» **Exercise description**
What lines below mention the word "label"? Copy each one.

━━━━━━━━━━

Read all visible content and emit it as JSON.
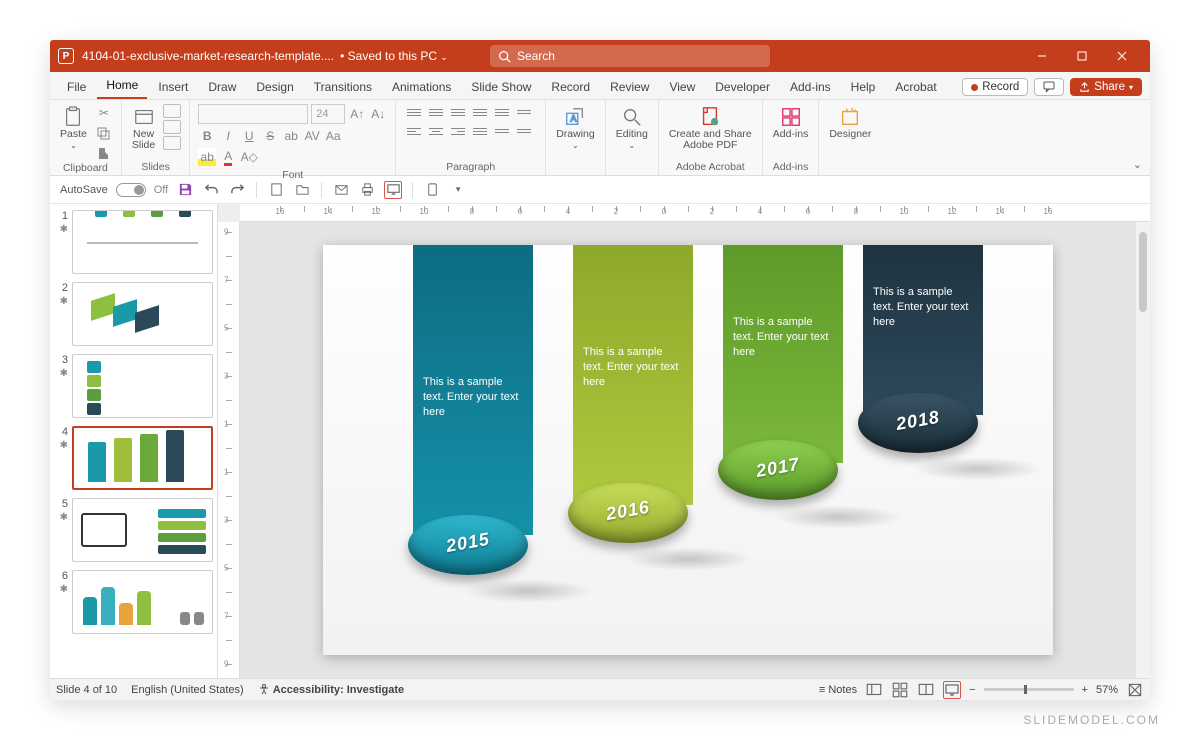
{
  "titlebar": {
    "filename": "4104-01-exclusive-market-research-template....",
    "save_status": "Saved to this PC",
    "search_placeholder": "Search"
  },
  "tabs": [
    "File",
    "Home",
    "Insert",
    "Draw",
    "Design",
    "Transitions",
    "Animations",
    "Slide Show",
    "Record",
    "Review",
    "View",
    "Developer",
    "Add-ins",
    "Help",
    "Acrobat"
  ],
  "active_tab": "Home",
  "title_actions": {
    "record": "Record",
    "share": "Share"
  },
  "ribbon": {
    "clipboard": {
      "paste": "Paste",
      "label": "Clipboard"
    },
    "slides": {
      "new_slide": "New\nSlide",
      "label": "Slides"
    },
    "font": {
      "label": "Font",
      "size": "24"
    },
    "paragraph": {
      "label": "Paragraph"
    },
    "drawing": {
      "label": "Drawing"
    },
    "editing": {
      "label": "Editing"
    },
    "acrobat": {
      "btn": "Create and Share\nAdobe PDF",
      "label": "Adobe Acrobat"
    },
    "addins": {
      "btn": "Add-ins",
      "label": "Add-ins"
    },
    "designer": {
      "btn": "Designer"
    }
  },
  "qat": {
    "autosave": "AutoSave",
    "off": "Off"
  },
  "thumbs": [
    1,
    2,
    3,
    4,
    5,
    6
  ],
  "selected_thumb": 4,
  "slide": {
    "sample": "This is a sample text. Enter your text here",
    "years": [
      "2015",
      "2016",
      "2017",
      "2018"
    ]
  },
  "statusbar": {
    "slide": "Slide 4 of 10",
    "lang": "English (United States)",
    "access": "Accessibility: Investigate",
    "notes": "Notes",
    "zoom": "57%"
  },
  "watermark": "SLIDEMODEL.COM"
}
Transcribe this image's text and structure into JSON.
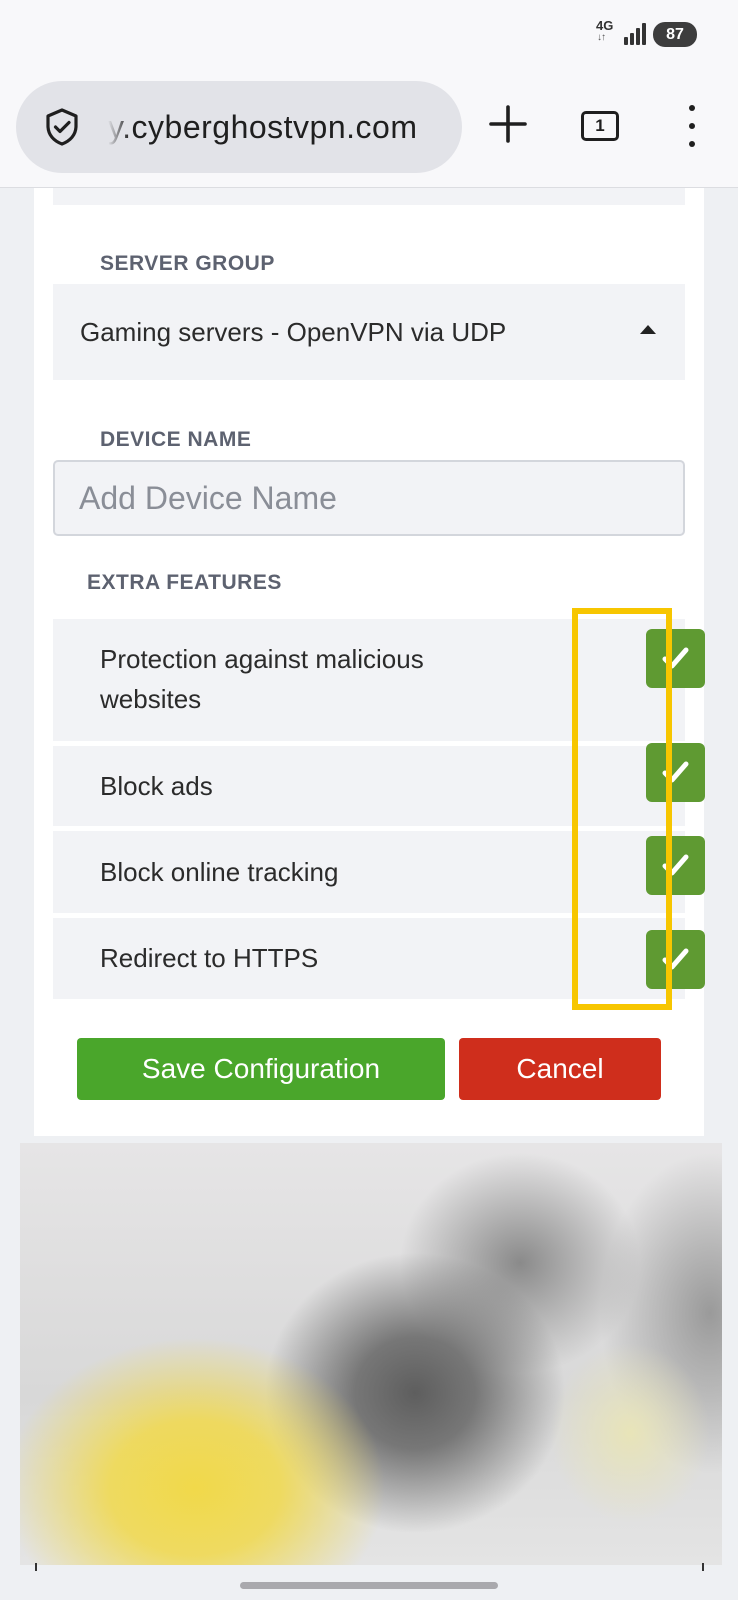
{
  "status_bar": {
    "network": "4G",
    "network_arrows": "↓↑",
    "battery": "87"
  },
  "browser": {
    "url": "y.cyberghostvpn.com",
    "tab_count": "1",
    "icons": [
      "shield-check-icon",
      "plus-icon",
      "tabs-icon",
      "more-vert-icon"
    ]
  },
  "form": {
    "server_group": {
      "label": "SERVER GROUP",
      "value": "Gaming servers - OpenVPN via UDP"
    },
    "device_name": {
      "label": "DEVICE NAME",
      "value": "",
      "placeholder": "Add Device Name"
    },
    "extra_features": {
      "label": "EXTRA FEATURES",
      "items": [
        {
          "line1": "Protection against malicious",
          "line2": "websites",
          "checked": true
        },
        {
          "line1": "Block ads",
          "checked": true
        },
        {
          "line1": "Block online tracking",
          "checked": true
        },
        {
          "line1": "Redirect to HTTPS",
          "checked": true
        }
      ]
    },
    "buttons": {
      "save": "Save Configuration",
      "cancel": "Cancel"
    }
  },
  "colors": {
    "checkbox": "#5f9a32",
    "save_button": "#4aa62b",
    "cancel_button": "#cf2e1c",
    "highlight": "#f7c600"
  }
}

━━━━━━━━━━

» **Response to this exercise**
      "label": "Clipboard"
      "label": "Slides"
      "label": "Font",
      "label": "Paragraph"
      "label": "Drawing"
      "label": "Editing"
      "label": "Adobe Acrobat"
      "label": "Add-ins"
      "label": "SERVER GROUP",
      "label": "DEVICE NAME",
      "label": "EXTRA FEATURES",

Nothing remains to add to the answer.